- People who live in glass houses shouldn’t throw stones. Because of the day to day changes, updates and tweaks of each of the social platforms, our industry is in a constant state of flux. We have to stay on our toes and occasionally an update or ToS change might slip past.
- You haven’t earned it yet. If you’ve just landed your first client, your own accounts appear sparse and less than well received or you simply don’t have much time in the trenches – it’s probably not a good idea to tell the veteran that they’re flubbing.
Private Is More Personal!
If you absolutely MUST chime in? Take it private. Don’t blast anyone via their feed, where it’s visible for all and sundry to see. No matter how gently you think you’ve broached a subject, it’s not right to call anyone out publicly (unless they’re a plagiarist or a bully- and even then I always go private first). Attacks like this make you look like a d-bag. And I use the word “attack” advisedly. It’s like a physical blow to the recipient.
Don’t tell anyone they’re doing it wrong? Instead, privately, ask if they’ve had a chance to check out the changes to ToS, or the latest news on the specific topic. Let them gain the knowledge on their own. If they ignore your private “proof” of something not right, maybe you need to consider they’re doing what works for them and you need to just let it go.
But, Mallie … look at your own blog posts.
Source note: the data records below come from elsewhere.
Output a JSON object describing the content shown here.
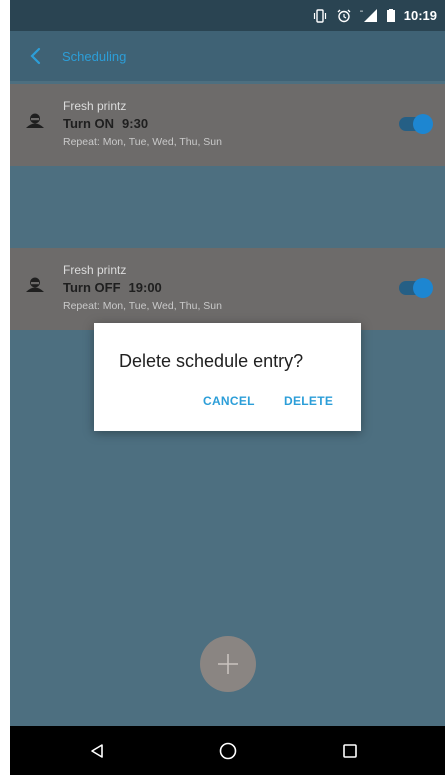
{
  "status_bar": {
    "time": "10:19"
  },
  "app_bar": {
    "title": "Scheduling"
  },
  "entries": [
    {
      "name": "Fresh printz",
      "action": "Turn ON",
      "time": "9:30",
      "repeat": "Repeat: Mon, Tue, Wed, Thu, Sun",
      "enabled": true
    },
    {
      "name": "Fresh printz",
      "action": "Turn OFF",
      "time": "19:00",
      "repeat": "Repeat: Mon, Tue, Wed, Thu, Sun",
      "enabled": true
    }
  ],
  "dialog": {
    "title": "Delete schedule entry?",
    "cancel_label": "CANCEL",
    "delete_label": "DELETE"
  },
  "fab": {
    "icon": "plus-icon"
  },
  "nav_bar": {
    "icons": [
      "back-triangle-icon",
      "home-circle-icon",
      "recents-square-icon"
    ]
  },
  "colors": {
    "accent": "#2c9ed8",
    "toggle_on": "#1d86d1",
    "app_bar": "#3f6275"
  }
}
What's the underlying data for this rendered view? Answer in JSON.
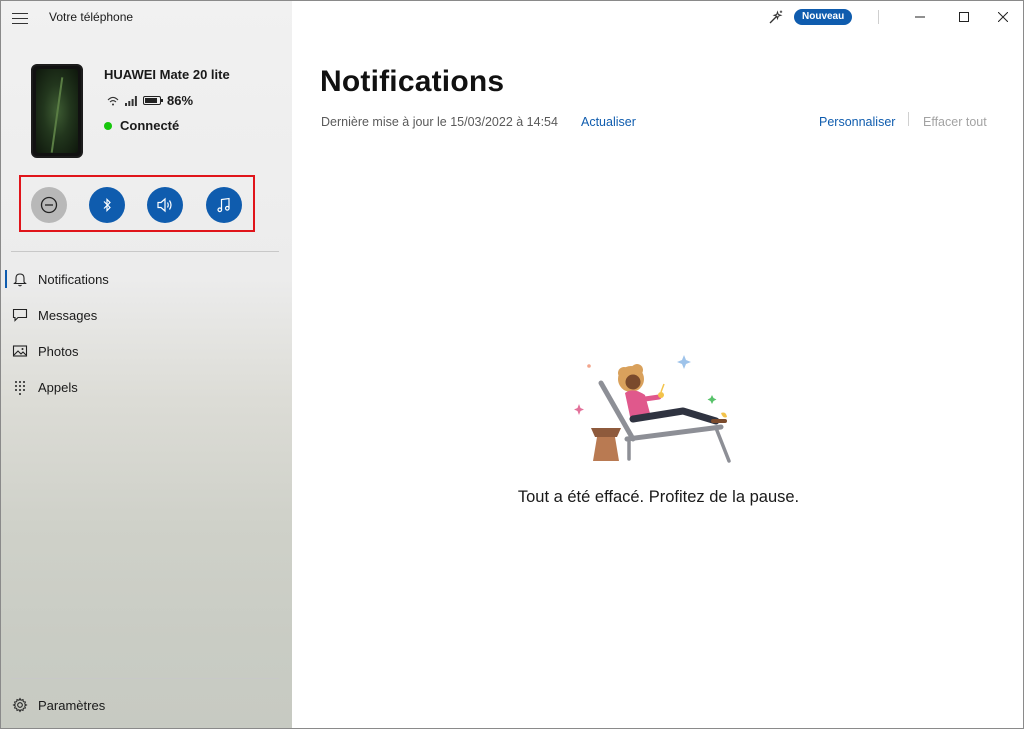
{
  "window": {
    "title": "Votre téléphone",
    "new_badge": "Nouveau"
  },
  "device": {
    "name": "HUAWEI Mate 20 lite",
    "battery": "86%",
    "battery_level": 0.86,
    "connection": "Connecté"
  },
  "quick_actions": [
    {
      "name": "do-not-disturb",
      "icon": "minus-circle-icon",
      "active": false
    },
    {
      "name": "bluetooth",
      "icon": "bluetooth-icon",
      "active": true
    },
    {
      "name": "sound",
      "icon": "speaker-icon",
      "active": true
    },
    {
      "name": "music",
      "icon": "music-note-icon",
      "active": true
    }
  ],
  "nav": {
    "items": [
      {
        "label": "Notifications",
        "icon": "bell-icon",
        "active": true
      },
      {
        "label": "Messages",
        "icon": "chat-bubble-icon",
        "active": false
      },
      {
        "label": "Photos",
        "icon": "image-icon",
        "active": false
      },
      {
        "label": "Appels",
        "icon": "dialpad-icon",
        "active": false
      }
    ],
    "settings": "Paramètres"
  },
  "main": {
    "title": "Notifications",
    "last_update": "Dernière mise à jour le 15/03/2022 à 14:54",
    "refresh": "Actualiser",
    "customize": "Personnaliser",
    "clear_all": "Effacer tout",
    "empty_message": "Tout a été effacé. Profitez de la pause."
  },
  "colors": {
    "accent": "#0f5cae",
    "highlight_box": "#e0141a",
    "connected": "#16c60c"
  }
}
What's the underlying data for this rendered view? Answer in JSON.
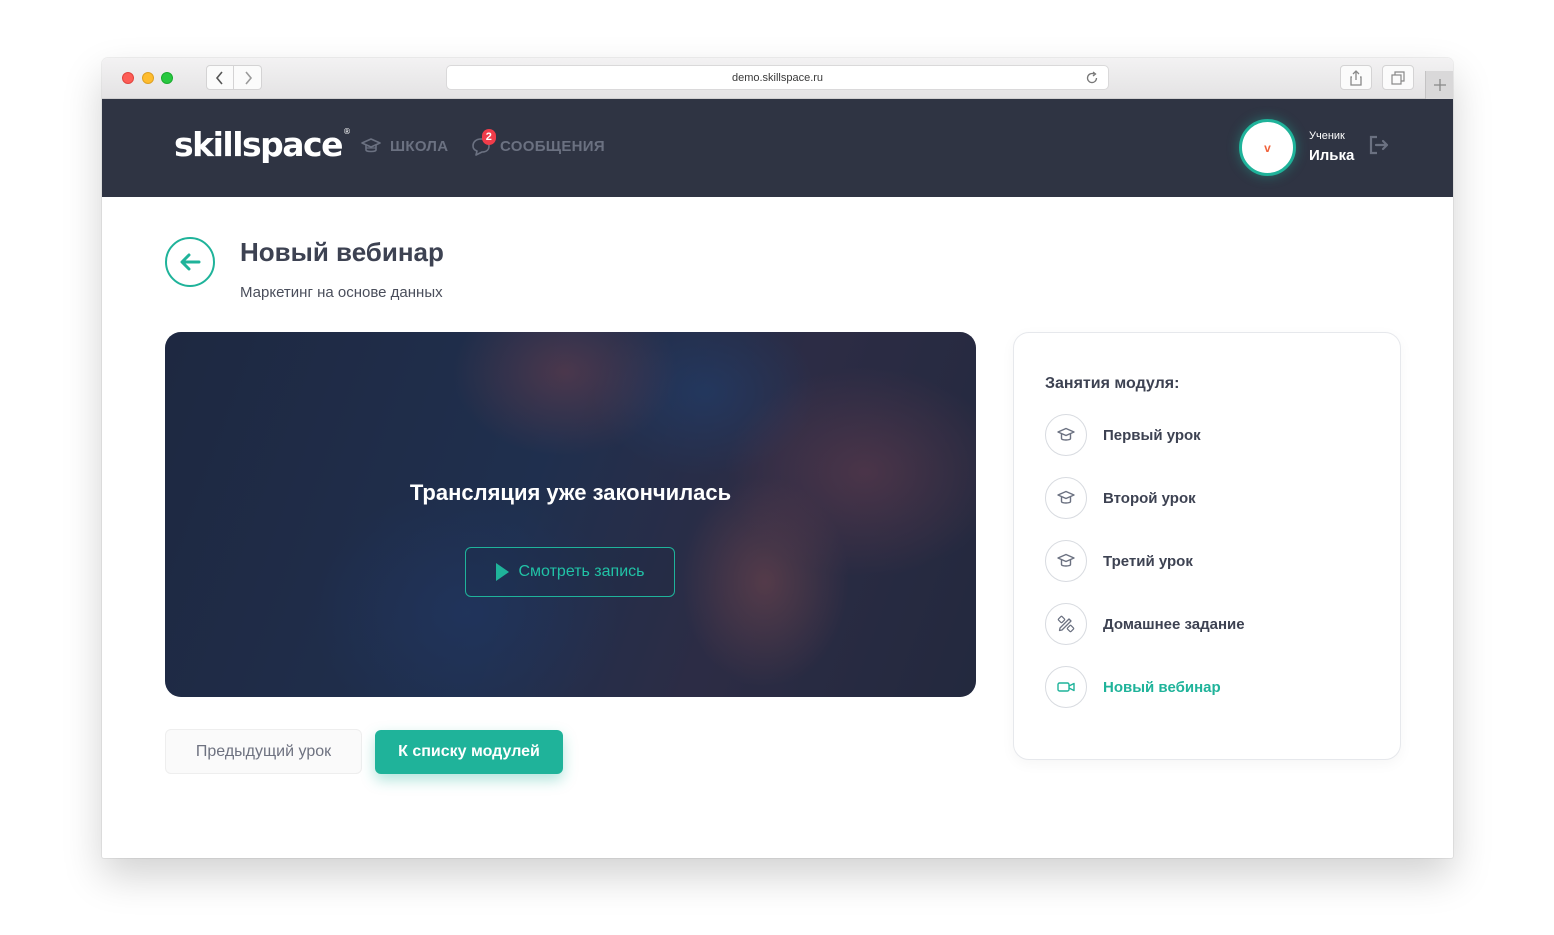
{
  "browser": {
    "url": "demo.skillspace.ru"
  },
  "header": {
    "logo_text": "skillspace",
    "logo_mark": "®",
    "nav": [
      {
        "label": "ШКОЛА",
        "icon": "graduation-cap-icon"
      },
      {
        "label": "СООБЩЕНИЯ",
        "icon": "chat-icon",
        "badge": "2"
      }
    ],
    "user": {
      "avatar_initial": "v",
      "role": "Ученик",
      "name": "Илька"
    }
  },
  "page": {
    "title": "Новый вебинар",
    "subtitle": "Маркетинг на основе данных"
  },
  "video": {
    "status_text": "Трансляция уже закончилась",
    "watch_label": "Смотреть запись"
  },
  "actions": {
    "prev_label": "Предыдущий урок",
    "modules_label": "К списку модулей"
  },
  "sidebar": {
    "title": "Занятия модуля:",
    "lessons": [
      {
        "label": "Первый урок",
        "icon": "graduation-cap-icon",
        "active": false
      },
      {
        "label": "Второй урок",
        "icon": "graduation-cap-icon",
        "active": false
      },
      {
        "label": "Третий урок",
        "icon": "graduation-cap-icon",
        "active": false
      },
      {
        "label": "Домашнее задание",
        "icon": "pencil-ruler-icon",
        "active": false
      },
      {
        "label": "Новый вебинар",
        "icon": "video-camera-icon",
        "active": true
      }
    ]
  },
  "colors": {
    "accent": "#1fb39a",
    "header_bg": "#2f3443",
    "badge": "#f03c4a",
    "avatar_initial": "#f0613a"
  }
}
You regularly call people out!
No, actually, I don’t! I call out actions. You’ll NEVER see a handle attached to a read about the dumb that is the automated DM. You never see a name when I’m feeling dismay at Facebook group faux pas. Actions don’t have feelings. Actions don’t feel persecuted. Actions don’t feel like they’ve been slapped in the face.
But people do. And as snarky as I am, I’m a people person. And I know and like many a person who engages in actions I find questionable. Amazingly enough, when I call out actions I still manage to remain friendly with these peers. Because I don’t attack any of them personally. And I never will.
Help Yourself First!
If your unsolicited advice causes the recipient to snarl at you, you might want to rethink your approach. If that helpful hint gets you unfollowed, you might want to take a deeper look at your own actions and stop trying to sort out everyone around you.
Share Your Thoughts & Comments!
We love a good discussion and appreciate dissenting opinions, too!
Excellent article, Mallie! Thank you for the shout out! I couldn’t agree with you more that if someone must chime in with advice, it should be done privately. It would be great if there was an official Facebook Netiquette Policy that each had to agree to follow before they were allowed to join FB. You nailed this, Mallie! And, I love the story of the little girl. Although sad for that little girl, it served as the perfect analogy.
Thanks so much for chiming in, Robin.
The little girl, aged 6, was me – and I learned my lesson!
I enjoyed reading your post and your title really resonated with me. I agree that unsolicited advice is often unwelcome and is better given privately. Besides, our perception of the correct way to do things may be subjective and therefore open to debate.
Thanks, Chichi. You’re so right about the “right way” being subjective and open to interpretation, especially when it comes to digital and social media marketing.
Oh my goodness, I knew it all too!! 🙂 Can you imagine the girl fights we coulda had?!
Excellent way of illustrating your point in this well written (as usual) article!
Thanks, Pauline. I was a sensitive know-it-all. I really thought I was helping. My fighting nature didn’t come out until a bit later in life!